The man behind Mac OS X has revealed that the Unix-based operating system is drawing interest from corporate IT professionals – an area in which Apple has to date failed to make an impact.
Avadis Tevanian, Apple's senior vice-president of software engineering, was the man Steve Jobs hired to author his Unix OS, NeXT. Tevanian accompanied Jobs on his return to Apple in 1997, and set about building OS X, which he based on NeXT.
Tevanian also said he despairs of the general public ever grasping the so-called "megahertz myth" – which Apple tried so hard to explode during Steve Jobs' keynote at Macworld Expo in New York. Tevanian released the 10.1 update to Mac OS X at the event.
Of the interest shown by the corporate market, Tevanian said: "Professionals know it's not just the number on the chip but the balance of the hardware and software, and overall workflow performance, that matter. It's not megahertz, it what they can do with the technology."
He added: "There is potential for greater opportunities in the corporate market. From a technology viewpoint, I believe we are now much better placed. This operating system is what professionals have been anticipating for years," he told IT News.

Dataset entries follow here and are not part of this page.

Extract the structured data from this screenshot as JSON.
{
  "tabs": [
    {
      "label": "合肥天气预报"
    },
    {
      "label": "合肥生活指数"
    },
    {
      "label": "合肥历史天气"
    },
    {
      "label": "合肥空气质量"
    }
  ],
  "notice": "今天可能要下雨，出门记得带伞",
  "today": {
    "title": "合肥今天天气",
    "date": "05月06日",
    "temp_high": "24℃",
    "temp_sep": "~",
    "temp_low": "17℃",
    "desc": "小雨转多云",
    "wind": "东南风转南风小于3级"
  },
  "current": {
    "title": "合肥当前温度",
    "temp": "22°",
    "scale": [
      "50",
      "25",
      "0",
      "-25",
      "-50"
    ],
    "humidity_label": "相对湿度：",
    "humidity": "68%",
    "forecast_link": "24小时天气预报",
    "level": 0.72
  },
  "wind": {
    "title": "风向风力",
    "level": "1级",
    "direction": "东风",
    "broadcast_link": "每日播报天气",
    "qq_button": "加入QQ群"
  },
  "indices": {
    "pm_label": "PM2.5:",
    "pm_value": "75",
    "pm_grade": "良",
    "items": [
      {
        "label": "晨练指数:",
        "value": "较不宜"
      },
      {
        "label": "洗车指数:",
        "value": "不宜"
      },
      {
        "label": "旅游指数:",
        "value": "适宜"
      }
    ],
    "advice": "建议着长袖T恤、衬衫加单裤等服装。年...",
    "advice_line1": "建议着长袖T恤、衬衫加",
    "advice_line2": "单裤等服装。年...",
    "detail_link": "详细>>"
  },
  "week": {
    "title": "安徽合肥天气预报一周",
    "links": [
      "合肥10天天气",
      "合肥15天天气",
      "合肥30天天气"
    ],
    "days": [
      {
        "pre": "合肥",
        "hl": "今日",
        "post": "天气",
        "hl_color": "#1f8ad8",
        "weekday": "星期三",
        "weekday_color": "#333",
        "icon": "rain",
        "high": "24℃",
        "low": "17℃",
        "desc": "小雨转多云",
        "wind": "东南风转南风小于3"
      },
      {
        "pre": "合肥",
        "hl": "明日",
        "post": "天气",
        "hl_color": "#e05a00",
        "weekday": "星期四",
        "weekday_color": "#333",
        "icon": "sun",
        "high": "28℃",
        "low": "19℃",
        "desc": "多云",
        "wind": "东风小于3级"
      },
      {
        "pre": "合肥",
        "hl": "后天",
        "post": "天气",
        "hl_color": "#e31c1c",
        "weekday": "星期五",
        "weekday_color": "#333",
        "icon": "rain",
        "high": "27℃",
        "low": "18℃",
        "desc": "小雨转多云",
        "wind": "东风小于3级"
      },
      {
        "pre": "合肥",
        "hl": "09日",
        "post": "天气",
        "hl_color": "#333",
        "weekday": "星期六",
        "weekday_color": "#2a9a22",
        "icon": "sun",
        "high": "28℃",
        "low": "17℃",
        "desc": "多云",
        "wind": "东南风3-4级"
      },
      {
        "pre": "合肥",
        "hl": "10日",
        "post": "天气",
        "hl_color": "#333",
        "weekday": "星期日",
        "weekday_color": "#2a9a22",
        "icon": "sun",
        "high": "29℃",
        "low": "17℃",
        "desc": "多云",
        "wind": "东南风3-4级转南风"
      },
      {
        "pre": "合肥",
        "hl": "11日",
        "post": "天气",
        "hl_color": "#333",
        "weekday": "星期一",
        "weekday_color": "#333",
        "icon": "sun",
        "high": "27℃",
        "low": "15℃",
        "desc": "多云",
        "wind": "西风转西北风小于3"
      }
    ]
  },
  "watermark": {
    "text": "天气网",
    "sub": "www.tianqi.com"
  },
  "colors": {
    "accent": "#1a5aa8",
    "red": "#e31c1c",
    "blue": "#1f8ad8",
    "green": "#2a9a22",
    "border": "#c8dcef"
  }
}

But of consumers, Tevanian said: "We're getting the word out on the megahertz myth but I'm not sure the general public will ever fully absorb it. In general, people have no idea about it. They are looking for a simple way to tell what is what, and what is performance."